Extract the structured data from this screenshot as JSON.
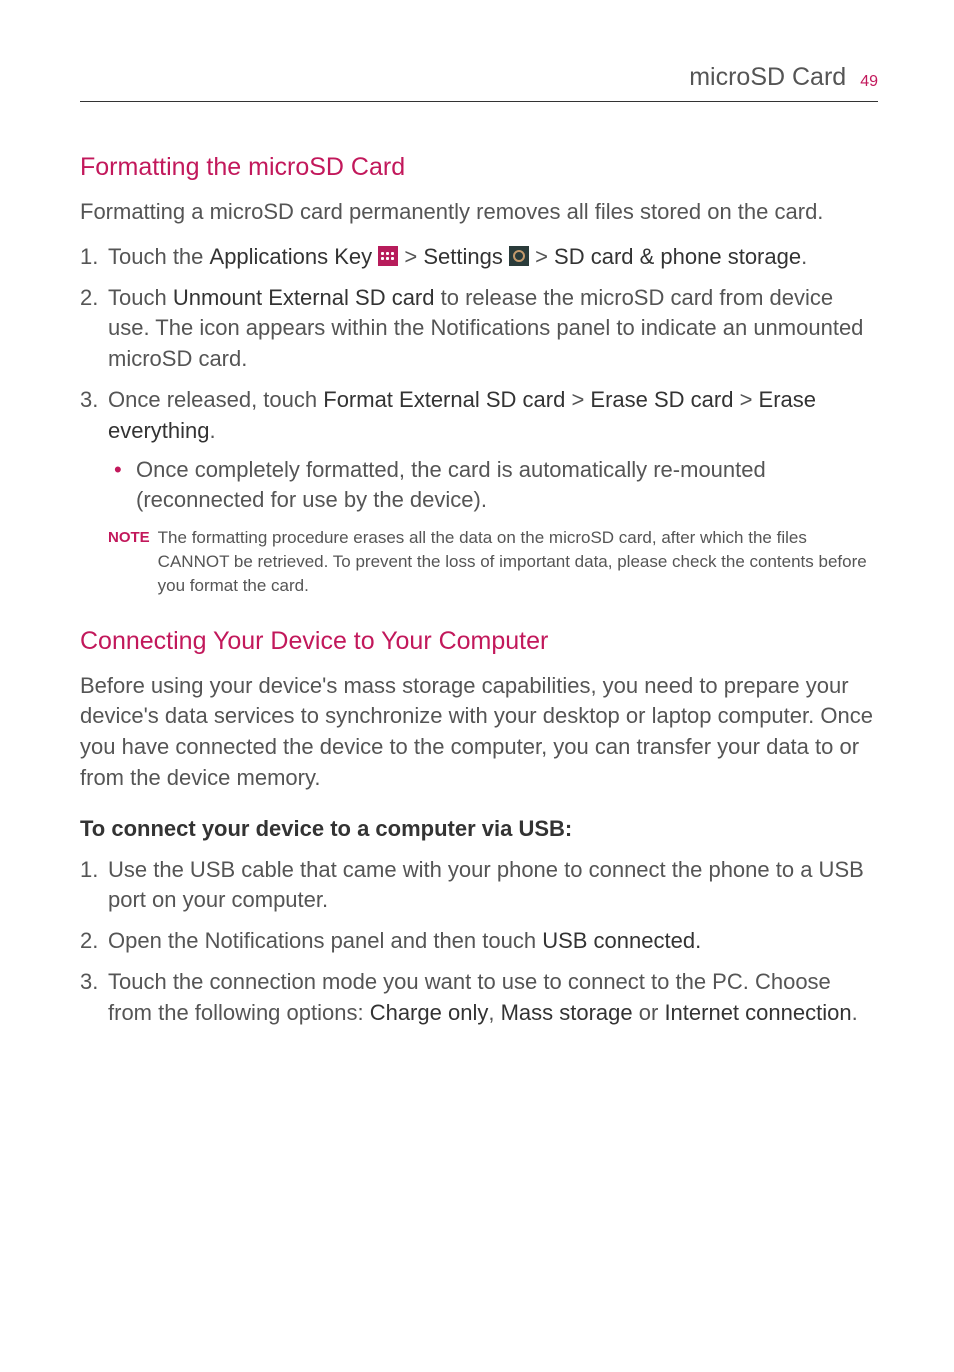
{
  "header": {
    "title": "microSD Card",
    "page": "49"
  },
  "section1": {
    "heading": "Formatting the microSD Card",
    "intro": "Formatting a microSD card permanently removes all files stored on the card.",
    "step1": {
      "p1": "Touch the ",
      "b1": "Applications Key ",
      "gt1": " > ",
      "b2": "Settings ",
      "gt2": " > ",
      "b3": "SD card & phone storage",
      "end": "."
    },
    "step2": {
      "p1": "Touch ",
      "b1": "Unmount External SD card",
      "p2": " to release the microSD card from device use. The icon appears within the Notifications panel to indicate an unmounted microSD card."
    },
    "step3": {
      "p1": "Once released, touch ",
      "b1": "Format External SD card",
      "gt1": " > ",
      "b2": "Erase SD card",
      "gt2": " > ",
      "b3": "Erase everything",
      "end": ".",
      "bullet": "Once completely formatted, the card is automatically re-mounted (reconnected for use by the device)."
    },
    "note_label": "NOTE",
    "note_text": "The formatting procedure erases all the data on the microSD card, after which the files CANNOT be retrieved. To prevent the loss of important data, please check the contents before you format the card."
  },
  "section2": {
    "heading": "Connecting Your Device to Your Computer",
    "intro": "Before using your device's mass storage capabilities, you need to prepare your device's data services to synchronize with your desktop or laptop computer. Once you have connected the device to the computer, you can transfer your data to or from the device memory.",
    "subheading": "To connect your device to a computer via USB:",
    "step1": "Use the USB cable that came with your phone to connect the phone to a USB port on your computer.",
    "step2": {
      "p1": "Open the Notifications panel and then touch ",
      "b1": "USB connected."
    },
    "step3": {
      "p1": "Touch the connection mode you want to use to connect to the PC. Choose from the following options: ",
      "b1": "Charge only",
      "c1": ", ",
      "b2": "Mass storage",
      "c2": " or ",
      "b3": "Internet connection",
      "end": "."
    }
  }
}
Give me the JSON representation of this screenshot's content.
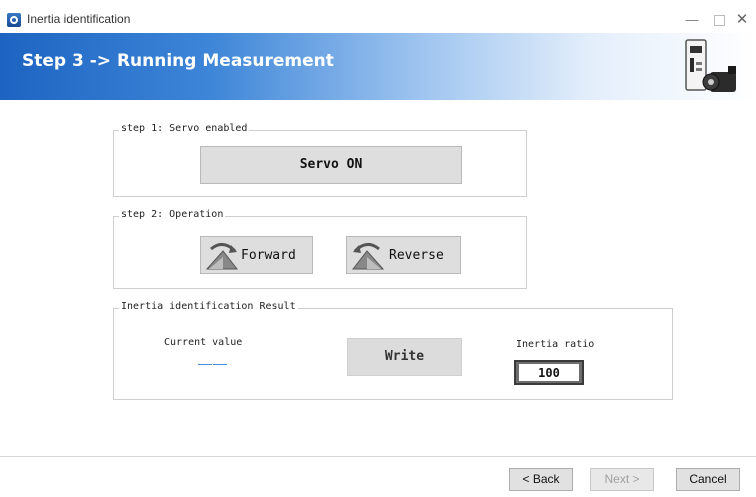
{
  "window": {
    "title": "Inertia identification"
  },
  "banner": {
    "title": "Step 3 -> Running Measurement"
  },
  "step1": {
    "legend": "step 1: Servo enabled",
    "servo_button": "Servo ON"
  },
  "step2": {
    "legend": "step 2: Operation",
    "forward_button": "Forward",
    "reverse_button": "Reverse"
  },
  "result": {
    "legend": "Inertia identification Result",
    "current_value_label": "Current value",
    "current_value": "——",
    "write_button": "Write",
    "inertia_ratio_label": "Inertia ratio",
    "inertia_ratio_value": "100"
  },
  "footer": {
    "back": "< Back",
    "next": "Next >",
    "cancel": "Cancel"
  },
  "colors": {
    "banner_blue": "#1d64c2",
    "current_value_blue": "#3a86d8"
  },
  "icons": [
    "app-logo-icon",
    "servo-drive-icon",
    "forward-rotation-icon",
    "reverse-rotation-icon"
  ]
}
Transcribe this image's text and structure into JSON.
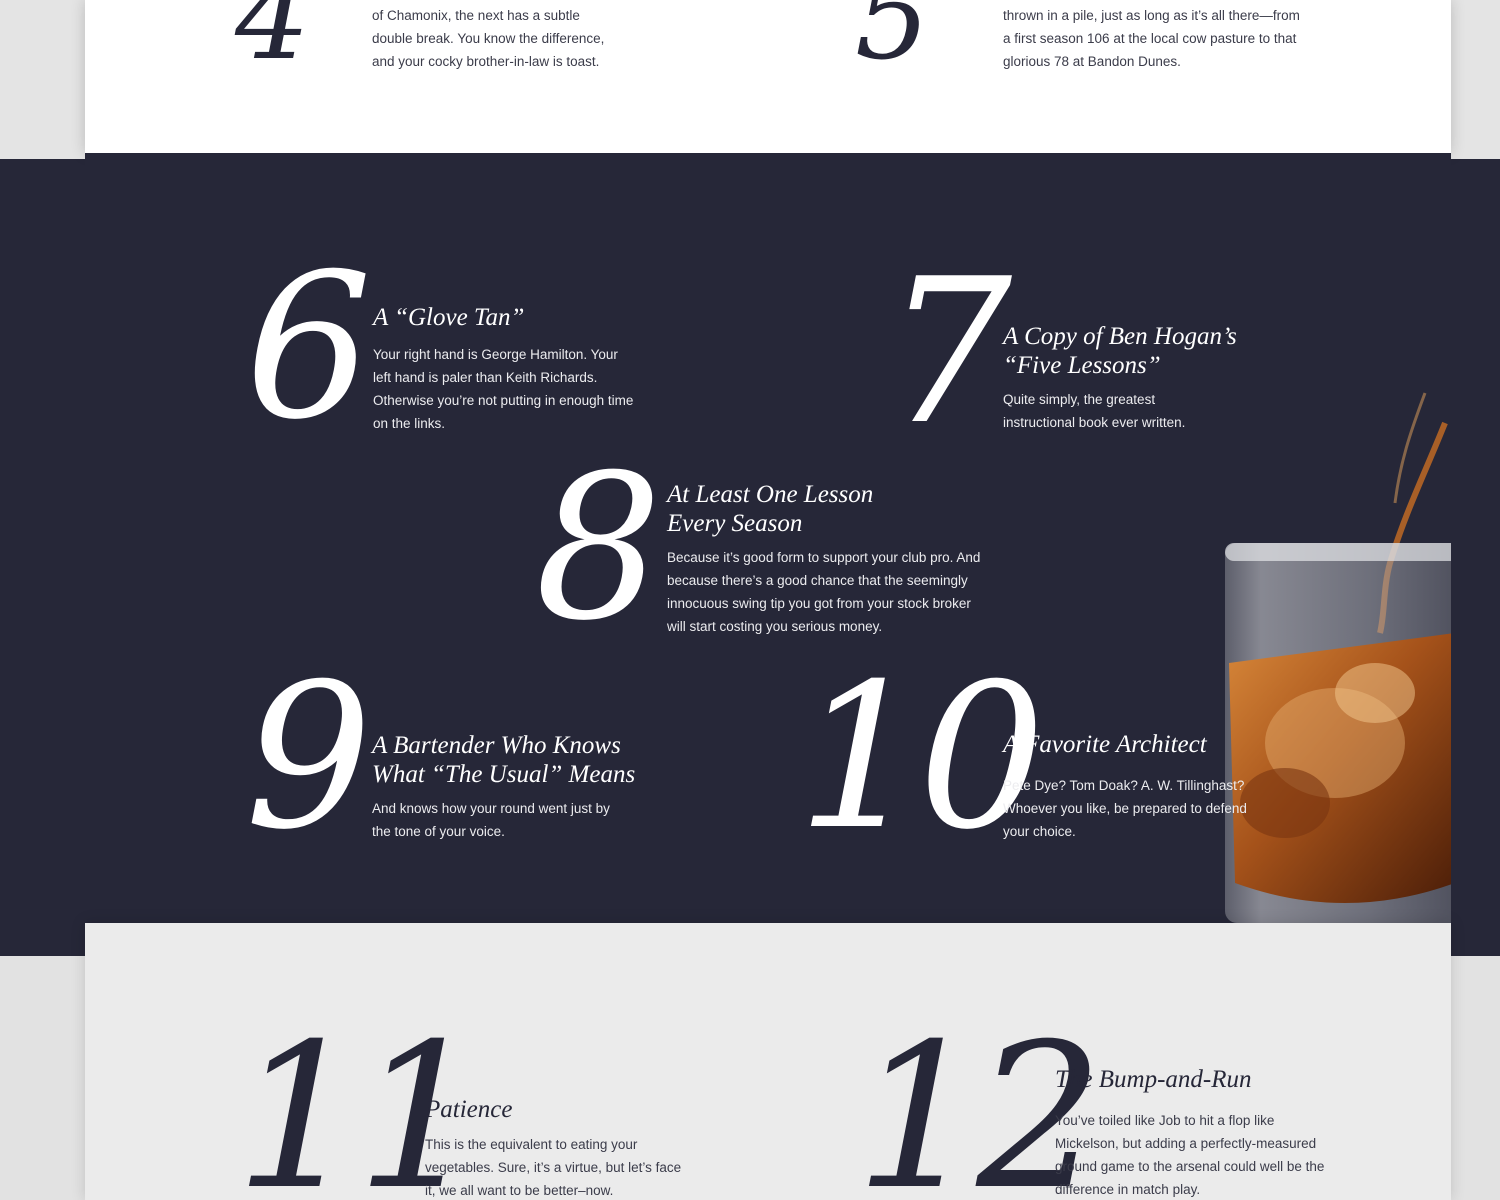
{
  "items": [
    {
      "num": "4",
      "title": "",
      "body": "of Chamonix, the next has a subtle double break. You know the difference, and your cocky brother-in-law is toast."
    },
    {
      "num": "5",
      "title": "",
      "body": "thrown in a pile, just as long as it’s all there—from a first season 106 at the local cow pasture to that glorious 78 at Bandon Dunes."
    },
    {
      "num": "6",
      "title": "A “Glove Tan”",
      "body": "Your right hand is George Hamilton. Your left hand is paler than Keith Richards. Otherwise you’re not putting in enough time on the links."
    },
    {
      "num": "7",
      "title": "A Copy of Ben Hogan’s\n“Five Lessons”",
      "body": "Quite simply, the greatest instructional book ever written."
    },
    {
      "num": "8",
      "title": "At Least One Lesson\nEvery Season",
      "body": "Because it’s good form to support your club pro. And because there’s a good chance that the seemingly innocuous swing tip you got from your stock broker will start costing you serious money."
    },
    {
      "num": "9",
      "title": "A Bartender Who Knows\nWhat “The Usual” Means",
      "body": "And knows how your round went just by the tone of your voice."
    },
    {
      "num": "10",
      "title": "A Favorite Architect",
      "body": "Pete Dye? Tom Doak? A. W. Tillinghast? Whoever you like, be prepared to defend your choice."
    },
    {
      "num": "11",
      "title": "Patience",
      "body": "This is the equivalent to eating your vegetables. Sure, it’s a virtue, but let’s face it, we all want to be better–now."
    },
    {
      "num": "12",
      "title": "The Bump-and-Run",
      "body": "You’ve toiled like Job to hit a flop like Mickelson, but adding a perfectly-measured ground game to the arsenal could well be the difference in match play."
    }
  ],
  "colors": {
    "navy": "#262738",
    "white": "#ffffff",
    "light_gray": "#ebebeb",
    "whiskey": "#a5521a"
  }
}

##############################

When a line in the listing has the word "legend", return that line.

    "legend": "step 1: Servo enabled",
    "legend": "step 2: Operation",
    "legend": "Inertia identification Result",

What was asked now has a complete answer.